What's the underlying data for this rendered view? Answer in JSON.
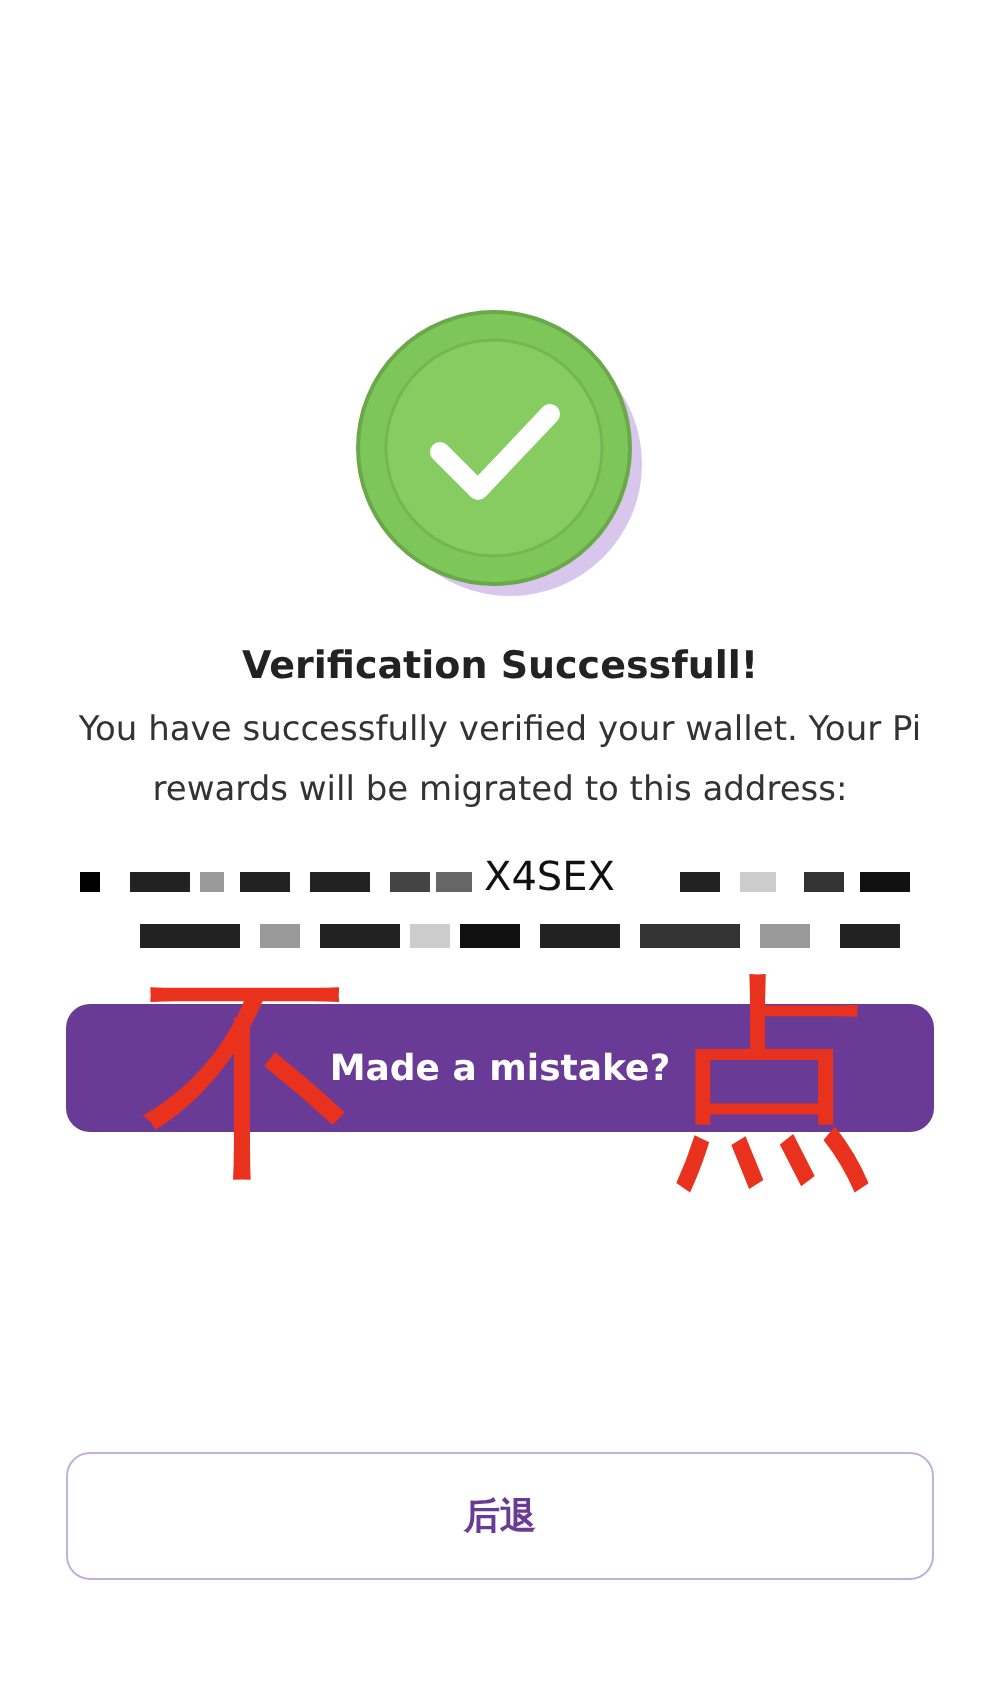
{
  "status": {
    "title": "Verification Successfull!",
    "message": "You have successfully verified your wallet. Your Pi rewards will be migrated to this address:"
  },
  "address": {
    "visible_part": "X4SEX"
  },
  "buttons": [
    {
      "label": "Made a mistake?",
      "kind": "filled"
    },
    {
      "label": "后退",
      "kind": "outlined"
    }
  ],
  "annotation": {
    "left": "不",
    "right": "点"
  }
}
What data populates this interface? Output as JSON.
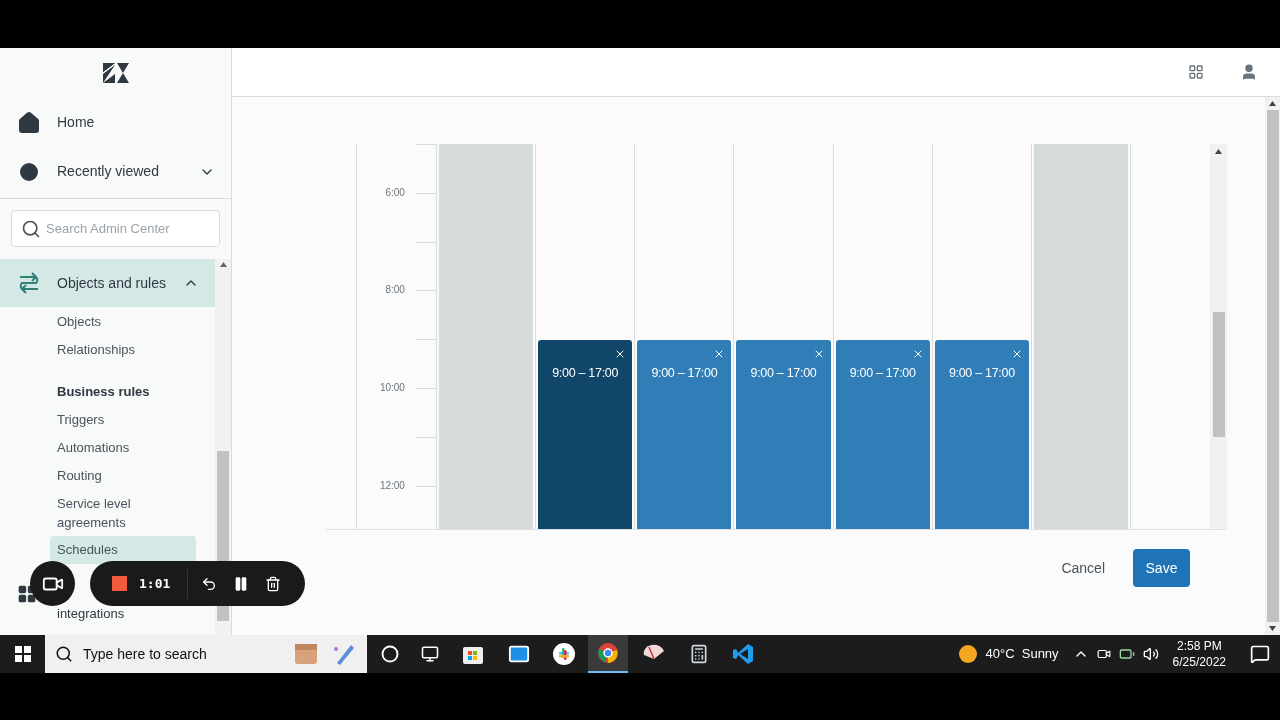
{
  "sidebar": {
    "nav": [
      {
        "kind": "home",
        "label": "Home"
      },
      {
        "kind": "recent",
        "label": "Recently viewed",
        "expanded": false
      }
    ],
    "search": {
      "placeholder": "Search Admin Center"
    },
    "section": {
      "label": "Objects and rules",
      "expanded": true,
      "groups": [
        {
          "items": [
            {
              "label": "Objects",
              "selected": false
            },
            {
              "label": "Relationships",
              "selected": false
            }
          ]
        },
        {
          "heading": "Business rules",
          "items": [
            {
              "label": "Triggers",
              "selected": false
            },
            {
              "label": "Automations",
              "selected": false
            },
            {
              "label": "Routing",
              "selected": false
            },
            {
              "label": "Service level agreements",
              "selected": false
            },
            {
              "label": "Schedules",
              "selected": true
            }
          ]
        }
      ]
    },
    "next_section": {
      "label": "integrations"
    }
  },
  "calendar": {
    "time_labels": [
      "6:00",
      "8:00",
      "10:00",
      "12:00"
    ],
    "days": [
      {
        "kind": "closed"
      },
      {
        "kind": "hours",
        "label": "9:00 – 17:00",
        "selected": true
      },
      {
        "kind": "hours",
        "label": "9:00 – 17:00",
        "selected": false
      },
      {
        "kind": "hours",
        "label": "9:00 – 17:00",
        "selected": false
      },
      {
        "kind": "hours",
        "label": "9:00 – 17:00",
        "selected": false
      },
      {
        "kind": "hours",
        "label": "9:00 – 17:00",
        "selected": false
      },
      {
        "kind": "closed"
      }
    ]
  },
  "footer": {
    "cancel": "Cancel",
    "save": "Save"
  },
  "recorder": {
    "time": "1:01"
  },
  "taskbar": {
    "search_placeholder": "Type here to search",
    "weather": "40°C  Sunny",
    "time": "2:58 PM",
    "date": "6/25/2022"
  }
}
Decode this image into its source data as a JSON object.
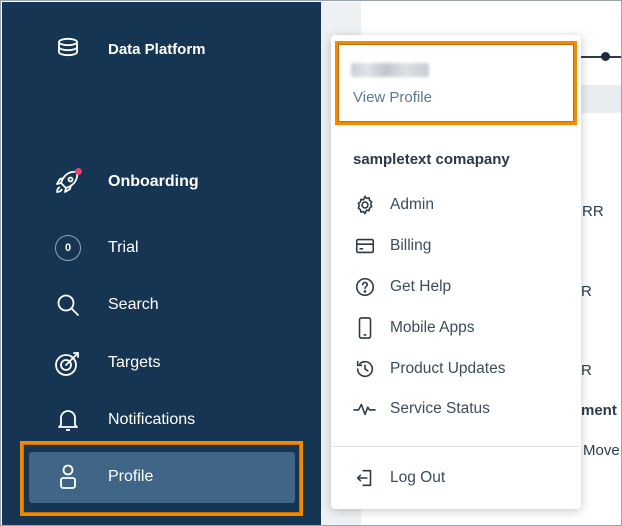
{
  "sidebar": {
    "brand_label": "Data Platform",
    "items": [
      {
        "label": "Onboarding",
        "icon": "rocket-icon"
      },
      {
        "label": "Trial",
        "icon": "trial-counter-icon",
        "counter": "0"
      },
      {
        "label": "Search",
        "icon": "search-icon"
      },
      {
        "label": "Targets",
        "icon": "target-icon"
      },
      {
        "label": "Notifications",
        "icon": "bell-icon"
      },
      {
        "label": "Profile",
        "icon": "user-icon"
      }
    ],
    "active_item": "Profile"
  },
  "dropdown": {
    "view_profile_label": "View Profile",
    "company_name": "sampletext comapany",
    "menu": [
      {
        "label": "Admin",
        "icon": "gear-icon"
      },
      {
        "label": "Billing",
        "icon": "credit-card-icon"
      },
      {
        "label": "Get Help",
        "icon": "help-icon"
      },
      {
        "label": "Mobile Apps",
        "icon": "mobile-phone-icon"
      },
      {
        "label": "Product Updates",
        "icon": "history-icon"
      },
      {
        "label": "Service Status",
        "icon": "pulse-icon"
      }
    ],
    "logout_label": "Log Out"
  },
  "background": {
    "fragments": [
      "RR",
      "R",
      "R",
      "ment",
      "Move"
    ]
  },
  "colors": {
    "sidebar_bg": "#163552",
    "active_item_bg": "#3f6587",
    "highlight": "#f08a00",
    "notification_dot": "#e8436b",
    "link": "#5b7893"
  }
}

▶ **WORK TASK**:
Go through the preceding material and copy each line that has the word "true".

▶ **SOLUTION TO THIS EXERCISE**:
      "expanded": true,
              "selected": true
        "selected": true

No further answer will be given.